On BitStamp, we saw an important move on Wednesday. The action was more subdued Thursday in terms of price swings, but the volume was actually significant--lower than on the day before, but still meaningful. Quite importantly, we didn’t see a meaningful rebound. Bitcoin stayed above $250, but the slump was not erased which might suggest that the short-term trend changed.
The main fear after a move like we saw on Wednesday is that it might be followed by a rebound. It wasn’t this week. What does this mean? Our take here is that we might see a couple of days of sideways trading but the outcome might actually be a further slump. It seems that the rally might have run out of steam and that we’ve just seen the first signs of the continuation of the long-term decline.
On the long-term BTC-e chart we actually see a possibly important development. Bitcoin closed below a possible rising trend line on Wednesday (upward sloping black line in the chart), it closed below this line yesterday and it’s trading below this line today. It seems that we’re hours from a third close below a possible trend line. Since there has been no indication of a stronger move to the upside and the recent move down was quite significant, it seems that we might actually see a continuation of the decline.
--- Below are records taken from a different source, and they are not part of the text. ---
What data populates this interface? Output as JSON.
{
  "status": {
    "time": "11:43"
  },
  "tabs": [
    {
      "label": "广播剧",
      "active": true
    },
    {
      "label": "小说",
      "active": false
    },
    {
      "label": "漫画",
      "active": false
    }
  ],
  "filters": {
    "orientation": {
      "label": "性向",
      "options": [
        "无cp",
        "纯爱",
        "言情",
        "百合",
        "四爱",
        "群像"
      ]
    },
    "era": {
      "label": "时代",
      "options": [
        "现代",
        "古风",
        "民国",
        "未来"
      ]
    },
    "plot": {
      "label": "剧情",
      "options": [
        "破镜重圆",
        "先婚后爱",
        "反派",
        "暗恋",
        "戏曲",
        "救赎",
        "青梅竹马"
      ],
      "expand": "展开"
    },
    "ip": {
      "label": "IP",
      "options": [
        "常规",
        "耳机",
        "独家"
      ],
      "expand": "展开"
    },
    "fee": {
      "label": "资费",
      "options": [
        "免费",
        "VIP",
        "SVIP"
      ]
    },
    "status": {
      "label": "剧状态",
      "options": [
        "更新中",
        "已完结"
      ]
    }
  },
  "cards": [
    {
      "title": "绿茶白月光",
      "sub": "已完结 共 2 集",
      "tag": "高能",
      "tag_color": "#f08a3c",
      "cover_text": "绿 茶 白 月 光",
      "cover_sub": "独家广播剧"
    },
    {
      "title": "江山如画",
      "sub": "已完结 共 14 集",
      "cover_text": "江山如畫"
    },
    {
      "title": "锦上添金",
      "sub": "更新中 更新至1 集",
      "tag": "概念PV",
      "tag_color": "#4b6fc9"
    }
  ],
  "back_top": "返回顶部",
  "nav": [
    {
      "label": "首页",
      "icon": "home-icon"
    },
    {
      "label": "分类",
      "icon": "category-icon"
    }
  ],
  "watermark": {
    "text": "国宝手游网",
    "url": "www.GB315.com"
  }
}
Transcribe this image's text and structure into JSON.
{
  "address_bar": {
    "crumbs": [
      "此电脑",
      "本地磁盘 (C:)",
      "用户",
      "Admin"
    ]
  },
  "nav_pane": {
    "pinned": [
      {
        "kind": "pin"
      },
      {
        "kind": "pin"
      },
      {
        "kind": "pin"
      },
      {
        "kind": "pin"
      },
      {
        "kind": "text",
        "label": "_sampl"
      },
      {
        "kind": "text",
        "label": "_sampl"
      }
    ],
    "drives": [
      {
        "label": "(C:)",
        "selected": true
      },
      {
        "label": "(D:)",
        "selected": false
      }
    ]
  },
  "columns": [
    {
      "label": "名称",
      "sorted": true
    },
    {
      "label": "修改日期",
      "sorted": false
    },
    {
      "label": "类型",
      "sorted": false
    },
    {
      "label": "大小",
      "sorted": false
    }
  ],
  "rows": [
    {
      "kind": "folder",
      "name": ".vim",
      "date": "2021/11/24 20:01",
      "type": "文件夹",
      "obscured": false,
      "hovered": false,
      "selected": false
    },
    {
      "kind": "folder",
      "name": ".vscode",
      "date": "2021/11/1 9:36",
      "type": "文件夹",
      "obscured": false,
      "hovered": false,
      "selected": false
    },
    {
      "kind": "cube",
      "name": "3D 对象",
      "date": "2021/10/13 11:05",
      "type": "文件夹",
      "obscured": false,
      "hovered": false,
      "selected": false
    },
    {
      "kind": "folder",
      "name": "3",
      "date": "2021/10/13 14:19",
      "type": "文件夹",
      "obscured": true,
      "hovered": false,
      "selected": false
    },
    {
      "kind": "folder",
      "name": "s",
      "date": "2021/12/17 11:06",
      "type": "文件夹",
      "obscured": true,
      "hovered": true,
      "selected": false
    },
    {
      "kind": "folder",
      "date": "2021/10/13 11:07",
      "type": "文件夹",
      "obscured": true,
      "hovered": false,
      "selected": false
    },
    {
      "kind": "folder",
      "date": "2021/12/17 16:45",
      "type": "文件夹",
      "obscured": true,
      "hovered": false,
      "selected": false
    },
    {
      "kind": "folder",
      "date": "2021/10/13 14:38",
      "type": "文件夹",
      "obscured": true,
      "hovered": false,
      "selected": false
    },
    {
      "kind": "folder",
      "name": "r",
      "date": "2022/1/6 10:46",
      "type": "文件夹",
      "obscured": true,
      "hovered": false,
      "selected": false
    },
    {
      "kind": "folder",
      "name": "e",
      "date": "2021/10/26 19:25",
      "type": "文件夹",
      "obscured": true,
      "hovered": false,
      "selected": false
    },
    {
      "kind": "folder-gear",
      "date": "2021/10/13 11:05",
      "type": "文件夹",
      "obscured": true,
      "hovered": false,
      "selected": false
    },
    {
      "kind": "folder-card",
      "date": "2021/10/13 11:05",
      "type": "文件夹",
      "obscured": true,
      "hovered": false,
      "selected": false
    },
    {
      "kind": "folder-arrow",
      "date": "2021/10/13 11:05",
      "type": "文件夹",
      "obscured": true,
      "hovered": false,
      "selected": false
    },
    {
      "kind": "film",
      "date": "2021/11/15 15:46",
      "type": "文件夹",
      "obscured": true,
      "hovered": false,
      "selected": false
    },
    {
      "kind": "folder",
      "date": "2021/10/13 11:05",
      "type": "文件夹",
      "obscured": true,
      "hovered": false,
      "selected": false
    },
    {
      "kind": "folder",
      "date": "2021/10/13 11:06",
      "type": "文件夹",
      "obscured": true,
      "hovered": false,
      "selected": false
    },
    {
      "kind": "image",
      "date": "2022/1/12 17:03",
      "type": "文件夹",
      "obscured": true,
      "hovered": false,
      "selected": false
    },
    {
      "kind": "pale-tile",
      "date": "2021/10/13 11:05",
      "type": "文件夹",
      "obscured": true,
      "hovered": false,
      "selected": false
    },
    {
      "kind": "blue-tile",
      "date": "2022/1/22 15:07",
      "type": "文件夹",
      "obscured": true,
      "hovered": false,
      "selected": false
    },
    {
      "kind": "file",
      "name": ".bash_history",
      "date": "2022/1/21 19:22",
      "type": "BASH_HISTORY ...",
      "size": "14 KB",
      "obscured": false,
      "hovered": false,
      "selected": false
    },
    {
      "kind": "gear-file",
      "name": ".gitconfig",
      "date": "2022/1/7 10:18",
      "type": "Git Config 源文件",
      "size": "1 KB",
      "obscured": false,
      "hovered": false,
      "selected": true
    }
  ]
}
Looking at the RSI Index, bitcoin has been going pretty much in one direction – from overbought down, but there’s still plenty of room before we see oversold territory being hit. Consequently it seems that we might have just seen a break below a possible trend line, significant volume on a move down, weak volume and lack of rebound following the decline, continued weakening as far as price levels are concerned and possible room for further declines. The only thing that seems to stop the decline is the lack of the break below the $250 level (green line in the chart). Our take now is that the lack of rebound might indicate that the following action is going to be to the downside. Because of that, we think that opening hypothetical speculative short positions might be a good idea.